-------- EXERCISE INPUTS --------
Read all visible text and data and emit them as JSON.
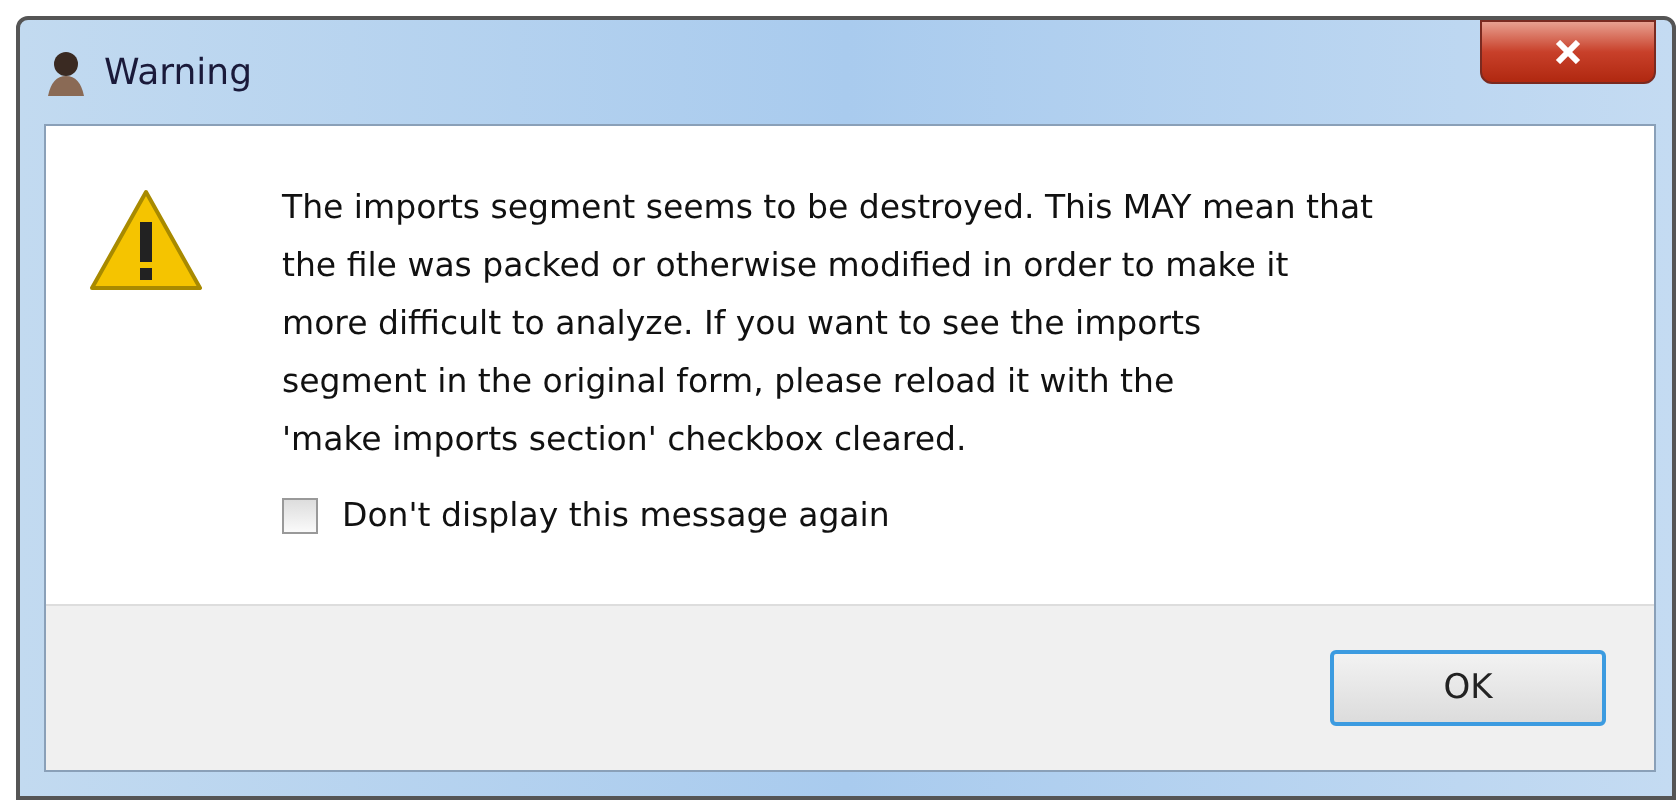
{
  "window": {
    "title": "Warning"
  },
  "message": "The imports segment seems to be destroyed. This MAY mean that\nthe file was packed or otherwise modified in order to make it\nmore difficult to analyze. If you want to see the imports\nsegment in the original form, please reload it with the\n'make imports section' checkbox cleared.",
  "checkbox": {
    "label": "Don't display this message again",
    "checked": false
  },
  "buttons": [
    {
      "label": "OK",
      "selected": true
    }
  ]
}
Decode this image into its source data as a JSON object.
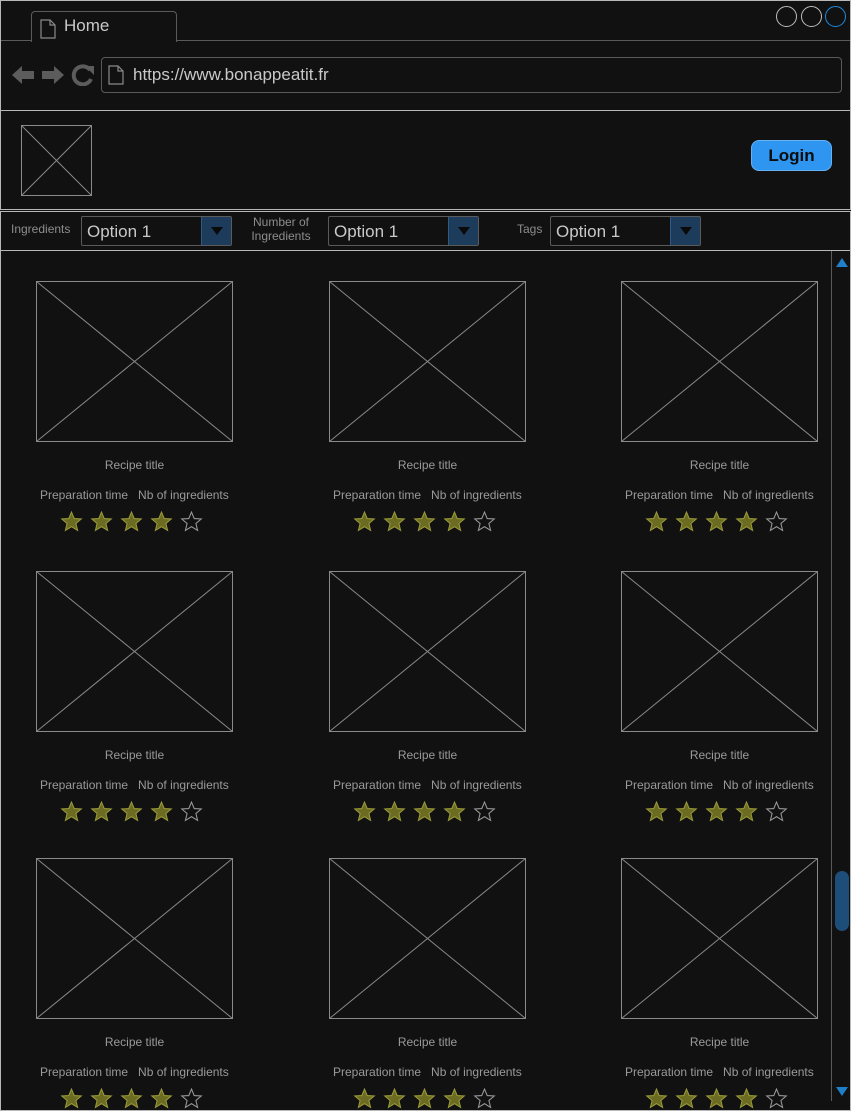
{
  "browser": {
    "tab_label": "Home",
    "url": "https://www.bonappeatit.fr"
  },
  "header": {
    "login_label": "Login"
  },
  "filters": {
    "ingredients": {
      "label": "Ingredients",
      "value": "Option 1"
    },
    "number_of_ingredients": {
      "label": "Number of Ingredients",
      "value": "Option 1"
    },
    "tags": {
      "label": "Tags",
      "value": "Option 1"
    }
  },
  "recipes": [
    {
      "title": "Recipe title",
      "prep": "Preparation time",
      "ingredients": "Nb of ingredients",
      "rating": 4,
      "max_rating": 5
    },
    {
      "title": "Recipe title",
      "prep": "Preparation time",
      "ingredients": "Nb of ingredients",
      "rating": 4,
      "max_rating": 5
    },
    {
      "title": "Recipe title",
      "prep": "Preparation time",
      "ingredients": "Nb of ingredients",
      "rating": 4,
      "max_rating": 5
    },
    {
      "title": "Recipe title",
      "prep": "Preparation time",
      "ingredients": "Nb of ingredients",
      "rating": 4,
      "max_rating": 5
    },
    {
      "title": "Recipe title",
      "prep": "Preparation time",
      "ingredients": "Nb of ingredients",
      "rating": 4,
      "max_rating": 5
    },
    {
      "title": "Recipe title",
      "prep": "Preparation time",
      "ingredients": "Nb of ingredients",
      "rating": 4,
      "max_rating": 5
    },
    {
      "title": "Recipe title",
      "prep": "Preparation time",
      "ingredients": "Nb of ingredients",
      "rating": 4,
      "max_rating": 5
    },
    {
      "title": "Recipe title",
      "prep": "Preparation time",
      "ingredients": "Nb of ingredients",
      "rating": 4,
      "max_rating": 5
    },
    {
      "title": "Recipe title",
      "prep": "Preparation time",
      "ingredients": "Nb of ingredients",
      "rating": 4,
      "max_rating": 5
    }
  ],
  "colors": {
    "accent": "#2e95f0",
    "star_filled": "#6b6b22",
    "star_outline": "#9a9a9a",
    "background": "#111111"
  },
  "icons": {
    "tab": "page-icon",
    "back": "arrow-left-icon",
    "forward": "arrow-right-icon",
    "reload": "reload-icon",
    "logo": "image-placeholder-icon",
    "dropdown": "chevron-down-icon",
    "rating": "star-icon"
  }
}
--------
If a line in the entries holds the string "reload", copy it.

  "message": "The imports segment seems to be destroyed. This MAY mean that\nthe file was packed or otherwise modified in order to make it\nmore difficult to analyze. If you want to see the imports\nsegment in the original form, please reload it with the\n'make imports section' checkbox cleared.",
    "reload": "reload-icon",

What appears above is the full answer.